In 2004/05 Alison was commissioned to do the interior design and all artwork in a Club restaurant, and painted soothing tromp l’oeil murals in each of the consultation rooms for a natural therapies clinic. Additional orders came from many cafés, shops, private homes and businesses commissioning and displaying Alison’s work. During this period of business growth, which was largely driven by word of mouth, Alison was contacted by Lend Lease in 2006, and asked to do a faux concrete finish on some concrete pillars in the New Australian Taxation Office. The designer had requested the columns have a natural concrete finish and some of them had undesirable markings. This was a highly specialised field and Archbold Design won the contract, hand painting over 300 columns in the new ATO Building. Each column had between 4 and 12 different shades of grey. Colours were hand mixed by eye, and painted using a variety of different techniques developed by Alison, to give a “natural” concrete finish. This led to a series of corporate contracts and Alison (Archbold Design), was kept busy with similar work on major building sites for several years which included New ATO 2006 – 2007, Intergrated Natural Therapies 2006, Capital Towers 2007, Snowsports Thredbo 2008, Government Building 2009, Building Installations, Westfield Belconnen 2009, Canberra’s New Building Project 2011, 2012, and 2013.

From 2013 to 2016, Alison worked from her farm studio, creating outdoor textile sculptures and mosaics, but also spent the majority of that time working on her garden areas.
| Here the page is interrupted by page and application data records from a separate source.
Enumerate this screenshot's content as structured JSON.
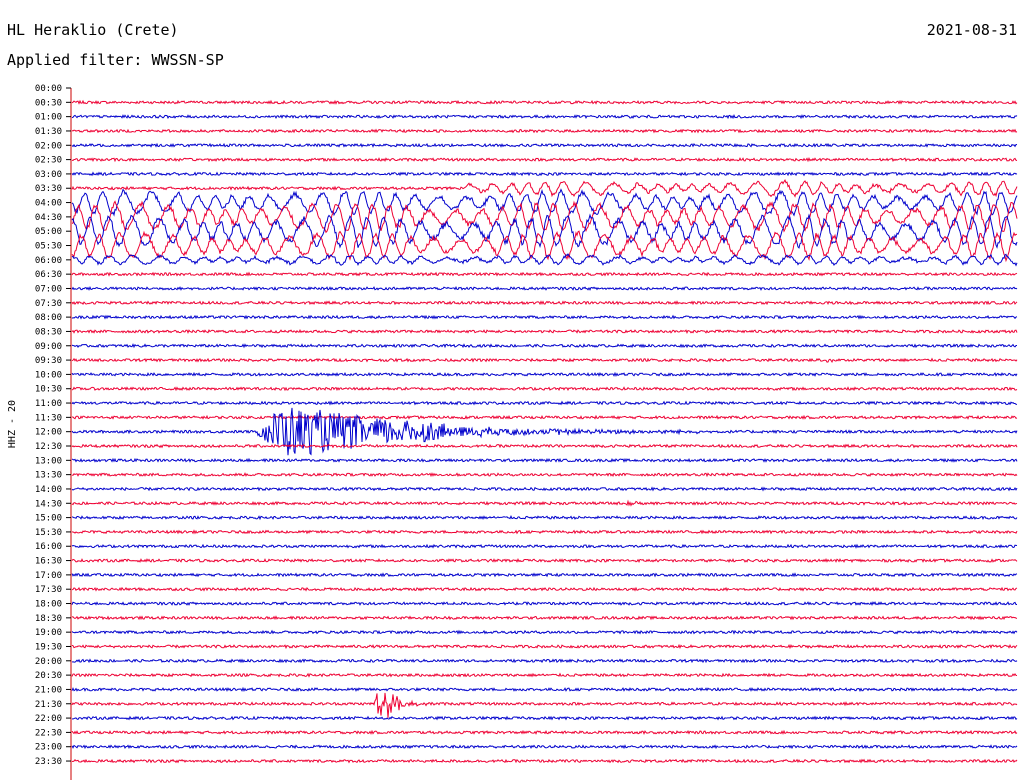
{
  "header": {
    "station": "HL Heraklio (Crete)",
    "date": "2021-08-31",
    "filter": "Applied filter: WWSSN-SP"
  },
  "chart_data": {
    "type": "line",
    "subtype": "helicorder-seismogram",
    "channel_label": "HHZ - 20",
    "tick_labels": [
      "00:00",
      "00:30",
      "01:00",
      "01:30",
      "02:00",
      "02:30",
      "03:00",
      "03:30",
      "04:00",
      "04:30",
      "05:00",
      "05:30",
      "06:00",
      "06:30",
      "07:00",
      "07:30",
      "08:00",
      "08:30",
      "09:00",
      "09:30",
      "10:00",
      "10:30",
      "11:00",
      "11:30",
      "12:00",
      "12:30",
      "13:00",
      "13:30",
      "14:00",
      "14:30",
      "15:00",
      "15:30",
      "16:00",
      "16:30",
      "17:00",
      "17:30",
      "18:00",
      "18:30",
      "19:00",
      "19:30",
      "20:00",
      "20:30",
      "21:00",
      "21:30",
      "22:00",
      "22:30",
      "23:00",
      "23:30"
    ],
    "trace_colors": [
      "#0000cc",
      "#ee0033"
    ],
    "line_duration_minutes": 30,
    "events": [
      {
        "line": "03:30",
        "start_min": 12.5,
        "end_min": 30,
        "kind": "surface-wave",
        "amp": 0.55
      },
      {
        "line": "04:00",
        "start_min": 0,
        "end_min": 30,
        "kind": "surface-wave",
        "amp": 0.9
      },
      {
        "line": "04:30",
        "start_min": 0,
        "end_min": 30,
        "kind": "surface-wave",
        "amp": 1.1
      },
      {
        "line": "05:00",
        "start_min": 0,
        "end_min": 30,
        "kind": "surface-wave",
        "amp": 1.2
      },
      {
        "line": "05:30",
        "start_min": 0,
        "end_min": 30,
        "kind": "surface-wave",
        "amp": 1.0
      },
      {
        "line": "06:00",
        "start_min": 0,
        "end_min": 30,
        "kind": "surface-wave",
        "amp": 0.35
      },
      {
        "line": "09:30",
        "start_min": 23.8,
        "end_min": 24.7,
        "kind": "local",
        "amp": 0.35
      },
      {
        "line": "12:00",
        "start_min": 5.8,
        "end_min": 20,
        "kind": "teleseism",
        "amp": 2.3
      },
      {
        "line": "14:30",
        "start_min": 17.6,
        "end_min": 18.3,
        "kind": "local",
        "amp": 0.3
      },
      {
        "line": "21:30",
        "start_min": 9.6,
        "end_min": 11.5,
        "kind": "local",
        "amp": 2.2
      }
    ]
  }
}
In early 2016, Alison decided to add photography to the mix, so enrolled in a professional 8-week photography course, and later added a half day course on studio photography, to use in conjunction with her art.

Somewhere back in the middle of all of this, Alison, her two sons Kehnan and Regan and husband Charlie decided it was time to spread out a bit, with the purchase of a farm on the NSW/ACT border in 2006. Animals had always been a huge part of her life, and the property gave them plenty of room to expand their menagerie of animals and rare budgerigars, which Alison had been breeding since the age of 12.

Art studio

It made sense that their first project was to build a huge art studio, from which Alison ran mixed media art workshops. Classes consisted of making a small mosaic piece, hand painting a ceramics piece which was fired, and an acrylic landscape painting. These were the only classes of their kind being run in the region, allowing clients to try acrylic painting, hand painted ceramics and mosaicing techniques all in the one course. Alison was still painting Trompe L’oeil murals but by now they were large outdoor transportable murals that could be posted interstate or collected from her studio and sold locally through garden centres. During this time, she was approached by a retail nursery to make a three window set “desert scene” which was displayed at Canberra’s world renowned Floriade in one of the garden display entries.

The Vision

Alison and her husband Charlie have dedicated the last 13 years to constant hard work, transforming their property with over 3000 trees and plants. Their vision is to create a beautiful oasis filled with animals, flowers, bees and organic fruit and vegetables. “We love watching it come to life in spring and summer with all the blossoms, fruits, flowers, colours and sensory triggers”. In 2016, Alison finally decided to launch her long-term dream, starting up a textile and greeting card line. Alison’s products are all created by her and include sumptuous luxury cushions, quality greeting cards and prints, which are all 100% Australian made. Surrounded by all their beautiful animals and plantings, how could you not be inspired? “You’ve got to be a little bit mad to do all this, but that’s ok - I am!”